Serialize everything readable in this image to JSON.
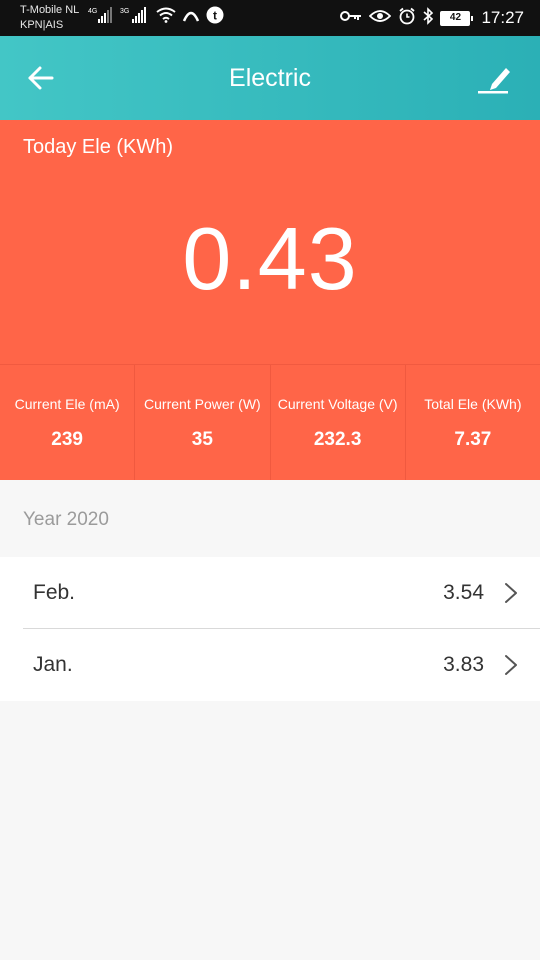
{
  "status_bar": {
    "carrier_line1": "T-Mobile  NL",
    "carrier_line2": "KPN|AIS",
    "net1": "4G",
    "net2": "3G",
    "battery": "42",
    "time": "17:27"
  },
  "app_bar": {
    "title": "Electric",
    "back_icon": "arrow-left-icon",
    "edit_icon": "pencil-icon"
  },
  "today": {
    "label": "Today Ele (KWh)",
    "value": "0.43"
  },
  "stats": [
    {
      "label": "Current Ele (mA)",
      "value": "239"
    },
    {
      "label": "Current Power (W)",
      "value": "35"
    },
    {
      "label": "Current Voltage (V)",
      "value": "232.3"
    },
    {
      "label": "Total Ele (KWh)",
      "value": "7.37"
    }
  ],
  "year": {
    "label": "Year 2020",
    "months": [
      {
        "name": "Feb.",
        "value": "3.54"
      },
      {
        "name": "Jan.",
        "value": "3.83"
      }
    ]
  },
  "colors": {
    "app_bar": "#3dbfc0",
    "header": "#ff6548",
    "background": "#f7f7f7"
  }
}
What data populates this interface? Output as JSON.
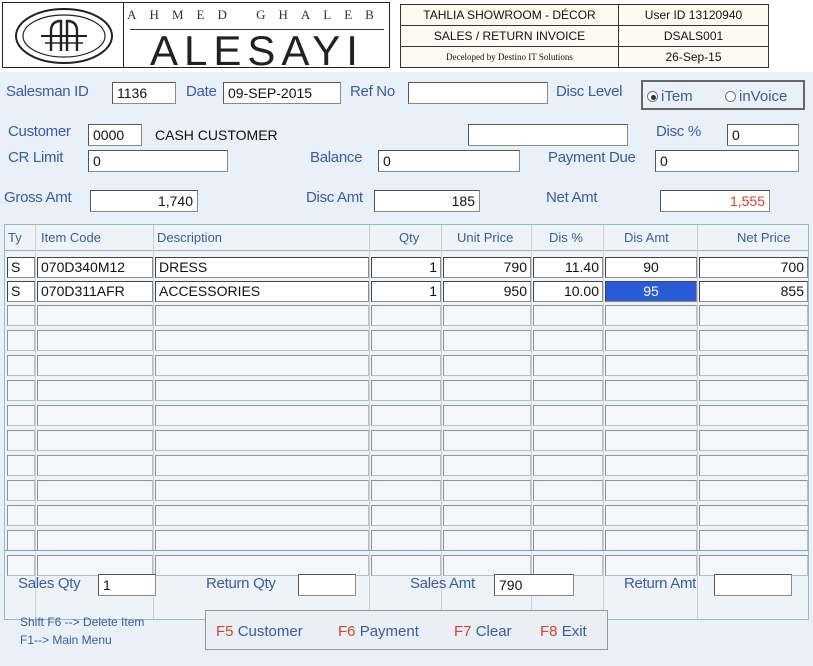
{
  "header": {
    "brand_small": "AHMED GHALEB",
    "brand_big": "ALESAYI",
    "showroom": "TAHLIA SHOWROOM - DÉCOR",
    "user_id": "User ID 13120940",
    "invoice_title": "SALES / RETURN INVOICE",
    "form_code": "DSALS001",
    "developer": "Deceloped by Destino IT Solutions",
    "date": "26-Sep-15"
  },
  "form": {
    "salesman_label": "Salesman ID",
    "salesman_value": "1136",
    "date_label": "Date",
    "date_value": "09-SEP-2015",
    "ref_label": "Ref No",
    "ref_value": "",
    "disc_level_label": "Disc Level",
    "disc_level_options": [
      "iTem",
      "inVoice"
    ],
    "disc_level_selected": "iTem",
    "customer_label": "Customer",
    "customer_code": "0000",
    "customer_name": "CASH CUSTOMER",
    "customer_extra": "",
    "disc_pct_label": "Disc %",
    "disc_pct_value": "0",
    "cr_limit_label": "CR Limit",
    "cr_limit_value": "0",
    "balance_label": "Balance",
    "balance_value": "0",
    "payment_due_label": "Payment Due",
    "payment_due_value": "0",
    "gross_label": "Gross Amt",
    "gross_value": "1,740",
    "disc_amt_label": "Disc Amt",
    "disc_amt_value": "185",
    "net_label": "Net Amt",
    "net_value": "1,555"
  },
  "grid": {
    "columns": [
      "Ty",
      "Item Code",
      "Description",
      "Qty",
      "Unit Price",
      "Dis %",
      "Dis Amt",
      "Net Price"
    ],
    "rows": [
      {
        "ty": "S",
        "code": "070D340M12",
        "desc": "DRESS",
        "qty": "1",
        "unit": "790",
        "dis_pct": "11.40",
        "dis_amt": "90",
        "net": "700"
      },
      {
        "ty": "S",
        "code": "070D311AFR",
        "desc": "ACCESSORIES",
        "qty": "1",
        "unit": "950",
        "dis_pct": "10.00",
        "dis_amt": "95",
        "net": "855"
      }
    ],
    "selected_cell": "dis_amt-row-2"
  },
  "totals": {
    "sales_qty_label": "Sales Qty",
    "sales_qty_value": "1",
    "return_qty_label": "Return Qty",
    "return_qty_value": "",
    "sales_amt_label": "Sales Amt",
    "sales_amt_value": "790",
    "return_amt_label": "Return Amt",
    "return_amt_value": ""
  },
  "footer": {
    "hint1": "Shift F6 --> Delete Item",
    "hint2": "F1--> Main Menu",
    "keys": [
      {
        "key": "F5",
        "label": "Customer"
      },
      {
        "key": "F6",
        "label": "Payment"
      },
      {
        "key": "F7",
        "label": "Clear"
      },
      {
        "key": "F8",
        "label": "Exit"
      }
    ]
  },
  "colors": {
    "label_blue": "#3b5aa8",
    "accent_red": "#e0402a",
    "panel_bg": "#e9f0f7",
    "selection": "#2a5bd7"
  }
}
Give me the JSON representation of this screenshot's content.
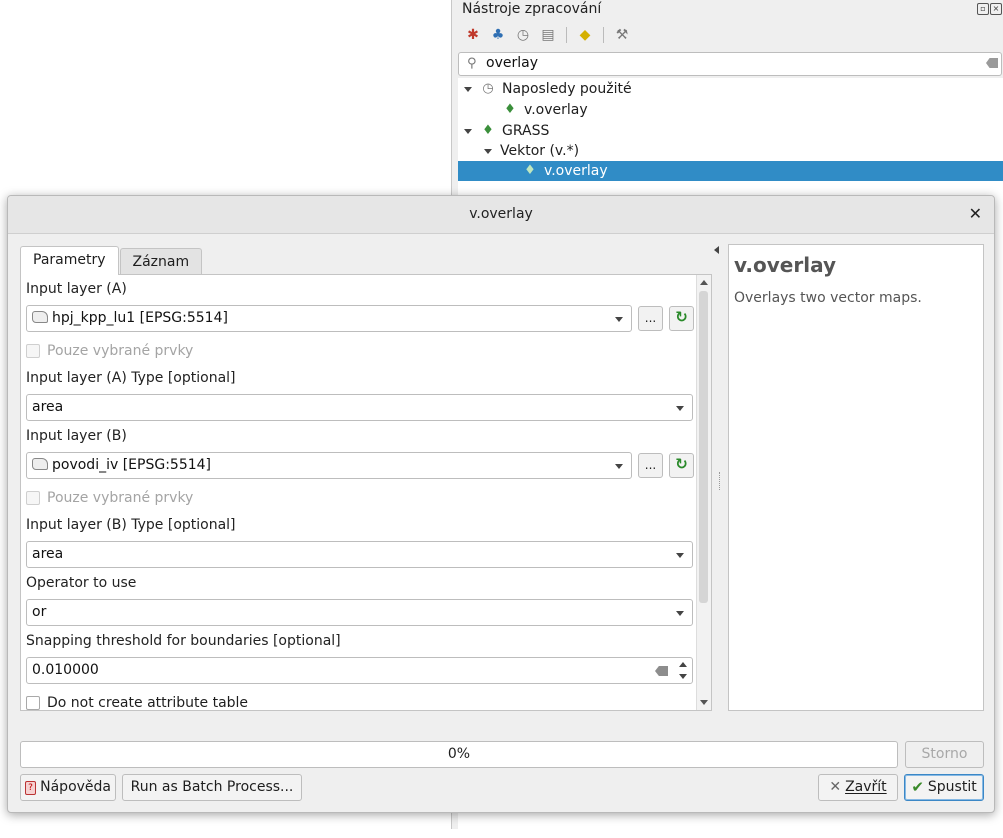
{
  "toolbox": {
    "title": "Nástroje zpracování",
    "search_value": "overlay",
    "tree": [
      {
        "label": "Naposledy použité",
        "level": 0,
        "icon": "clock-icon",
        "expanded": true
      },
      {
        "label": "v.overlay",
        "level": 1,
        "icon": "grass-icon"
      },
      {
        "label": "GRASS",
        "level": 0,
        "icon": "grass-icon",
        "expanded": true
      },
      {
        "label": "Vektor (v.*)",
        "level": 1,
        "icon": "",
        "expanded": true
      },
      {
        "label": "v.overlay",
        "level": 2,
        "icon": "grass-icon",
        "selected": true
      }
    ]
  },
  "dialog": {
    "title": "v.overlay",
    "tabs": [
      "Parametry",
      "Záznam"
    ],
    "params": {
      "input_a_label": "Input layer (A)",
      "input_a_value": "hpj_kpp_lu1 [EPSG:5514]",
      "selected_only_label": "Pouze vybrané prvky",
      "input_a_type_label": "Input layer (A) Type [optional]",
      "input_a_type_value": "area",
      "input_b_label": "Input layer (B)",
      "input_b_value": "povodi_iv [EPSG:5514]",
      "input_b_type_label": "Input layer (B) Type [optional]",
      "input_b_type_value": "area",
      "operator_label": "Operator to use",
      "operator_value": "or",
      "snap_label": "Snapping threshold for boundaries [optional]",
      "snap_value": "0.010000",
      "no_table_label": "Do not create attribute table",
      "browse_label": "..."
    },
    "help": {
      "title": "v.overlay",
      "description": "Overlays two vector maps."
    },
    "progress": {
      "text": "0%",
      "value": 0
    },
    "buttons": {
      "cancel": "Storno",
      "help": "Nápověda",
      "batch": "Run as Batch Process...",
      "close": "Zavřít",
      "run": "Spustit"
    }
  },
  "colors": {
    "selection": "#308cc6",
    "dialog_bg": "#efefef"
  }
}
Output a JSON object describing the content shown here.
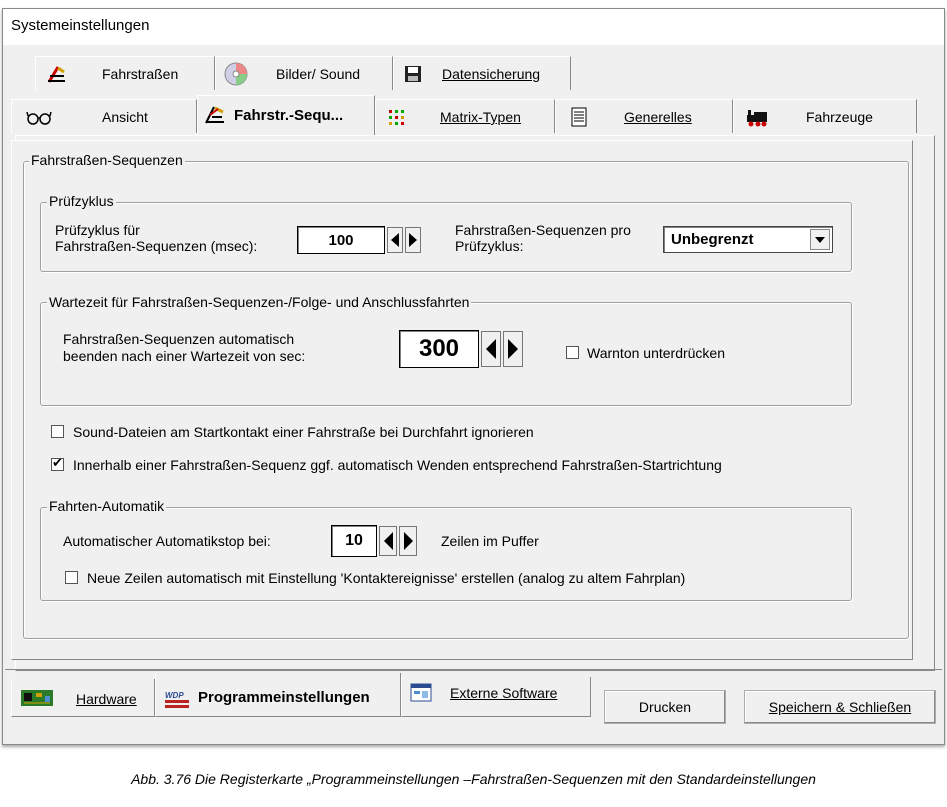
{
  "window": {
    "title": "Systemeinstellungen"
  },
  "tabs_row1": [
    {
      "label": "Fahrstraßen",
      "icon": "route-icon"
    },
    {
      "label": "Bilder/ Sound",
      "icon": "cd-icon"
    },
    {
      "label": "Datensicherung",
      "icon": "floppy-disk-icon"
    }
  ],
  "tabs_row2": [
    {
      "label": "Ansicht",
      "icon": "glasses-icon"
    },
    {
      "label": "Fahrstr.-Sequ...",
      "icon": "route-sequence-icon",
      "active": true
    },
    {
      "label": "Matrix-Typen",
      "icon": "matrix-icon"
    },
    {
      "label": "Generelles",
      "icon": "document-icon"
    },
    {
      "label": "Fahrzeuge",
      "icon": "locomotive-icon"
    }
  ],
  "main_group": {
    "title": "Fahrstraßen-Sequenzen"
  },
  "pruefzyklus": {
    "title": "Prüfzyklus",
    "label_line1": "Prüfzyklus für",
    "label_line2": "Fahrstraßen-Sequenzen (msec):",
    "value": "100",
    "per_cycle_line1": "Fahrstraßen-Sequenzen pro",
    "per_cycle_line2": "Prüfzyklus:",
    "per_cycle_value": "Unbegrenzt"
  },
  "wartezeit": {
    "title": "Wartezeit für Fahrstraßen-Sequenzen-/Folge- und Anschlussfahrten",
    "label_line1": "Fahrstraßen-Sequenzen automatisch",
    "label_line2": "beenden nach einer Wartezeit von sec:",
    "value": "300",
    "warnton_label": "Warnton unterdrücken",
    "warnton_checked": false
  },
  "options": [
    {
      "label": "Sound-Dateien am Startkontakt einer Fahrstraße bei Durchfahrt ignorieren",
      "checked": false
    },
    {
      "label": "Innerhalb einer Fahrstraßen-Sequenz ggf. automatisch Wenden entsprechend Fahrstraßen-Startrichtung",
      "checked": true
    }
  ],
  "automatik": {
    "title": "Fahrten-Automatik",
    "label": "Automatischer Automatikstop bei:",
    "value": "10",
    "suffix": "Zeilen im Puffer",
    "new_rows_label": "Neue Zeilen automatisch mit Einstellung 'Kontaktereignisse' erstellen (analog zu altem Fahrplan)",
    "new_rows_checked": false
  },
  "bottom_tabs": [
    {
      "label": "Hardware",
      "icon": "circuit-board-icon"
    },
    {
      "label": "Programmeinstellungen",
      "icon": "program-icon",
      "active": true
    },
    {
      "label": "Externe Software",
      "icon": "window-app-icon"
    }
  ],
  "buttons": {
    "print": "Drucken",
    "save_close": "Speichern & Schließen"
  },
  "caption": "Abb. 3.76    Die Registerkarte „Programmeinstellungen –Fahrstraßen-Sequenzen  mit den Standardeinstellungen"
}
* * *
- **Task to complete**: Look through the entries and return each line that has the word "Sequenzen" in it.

- **Your solution**:
    "title": "Fahrstraßen-Sequenzen"
    "label_line2": "Fahrstraßen-Sequenzen (msec):",
    "per_cycle_line1": "Fahrstraßen-Sequenzen pro",
    "title": "Wartezeit für Fahrstraßen-Sequenzen-/Folge- und Anschlussfahrten",
    "label_line1": "Fahrstraßen-Sequenzen automatisch",
  "caption": "Abb. 3.76    Die Registerkarte „Programmeinstellungen –Fahrstraßen-Sequenzen  mit den Standardeinstellungen"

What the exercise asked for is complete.